---- PROVIDED INFORMATION

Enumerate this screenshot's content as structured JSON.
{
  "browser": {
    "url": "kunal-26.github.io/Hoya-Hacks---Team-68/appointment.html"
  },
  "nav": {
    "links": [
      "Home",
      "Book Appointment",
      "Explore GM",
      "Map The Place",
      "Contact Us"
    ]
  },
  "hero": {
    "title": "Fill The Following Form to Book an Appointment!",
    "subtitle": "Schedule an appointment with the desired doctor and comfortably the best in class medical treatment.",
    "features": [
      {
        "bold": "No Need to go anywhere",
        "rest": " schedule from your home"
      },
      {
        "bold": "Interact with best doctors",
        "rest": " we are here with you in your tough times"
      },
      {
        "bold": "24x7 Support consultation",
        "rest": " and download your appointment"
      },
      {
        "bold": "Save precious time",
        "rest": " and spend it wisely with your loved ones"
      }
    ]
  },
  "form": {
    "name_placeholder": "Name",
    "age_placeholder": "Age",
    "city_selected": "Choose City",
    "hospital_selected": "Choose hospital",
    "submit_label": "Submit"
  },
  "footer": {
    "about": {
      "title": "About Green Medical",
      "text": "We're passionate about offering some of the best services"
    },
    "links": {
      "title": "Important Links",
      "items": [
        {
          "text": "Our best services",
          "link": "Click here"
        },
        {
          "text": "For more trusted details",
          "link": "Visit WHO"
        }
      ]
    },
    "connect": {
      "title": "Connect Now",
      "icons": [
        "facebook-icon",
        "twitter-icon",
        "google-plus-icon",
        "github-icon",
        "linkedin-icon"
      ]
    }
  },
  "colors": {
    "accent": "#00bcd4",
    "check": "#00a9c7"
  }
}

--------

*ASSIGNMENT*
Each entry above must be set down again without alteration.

*PROBLEM SOLUTION*
Enumerate this screenshot's content as structured JSON.
{
  "browser": {
    "url": "kunal-26.github.io/Hoya-Hacks---Team-68/appointment.html"
  },
  "nav": {
    "links": [
      "Home",
      "Book Appointment",
      "Explore GM",
      "Map The Place",
      "Contact Us"
    ]
  },
  "hero": {
    "title": "Fill The Following Form to Book an Appointment!",
    "subtitle": "Schedule an appointment with the desired doctor and comfortably the best in class medical treatment.",
    "features": [
      {
        "bold": "No Need to go anywhere",
        "rest": " schedule from your home"
      },
      {
        "bold": "Interact with best doctors",
        "rest": " we are here with you in your tough times"
      },
      {
        "bold": "24x7 Support consultation",
        "rest": " and download your appointment"
      },
      {
        "bold": "Save precious time",
        "rest": " and spend it wisely with your loved ones"
      }
    ]
  },
  "form": {
    "name_placeholder": "Name",
    "age_placeholder": "Age",
    "city_selected": "Choose City",
    "hospital_selected": "Choose hospital",
    "submit_label": "Submit"
  },
  "footer": {
    "about": {
      "title": "About Green Medical",
      "text": "We're passionate about offering some of the best services"
    },
    "links": {
      "title": "Important Links",
      "items": [
        {
          "text": "Our best services",
          "link": "Click here"
        },
        {
          "text": "For more trusted details",
          "link": "Visit WHO"
        }
      ]
    },
    "connect": {
      "title": "Connect Now",
      "icons": [
        "facebook-icon",
        "twitter-icon",
        "google-plus-icon",
        "github-icon",
        "linkedin-icon"
      ]
    }
  },
  "colors": {
    "accent": "#00bcd4",
    "check": "#00a9c7"
  }
}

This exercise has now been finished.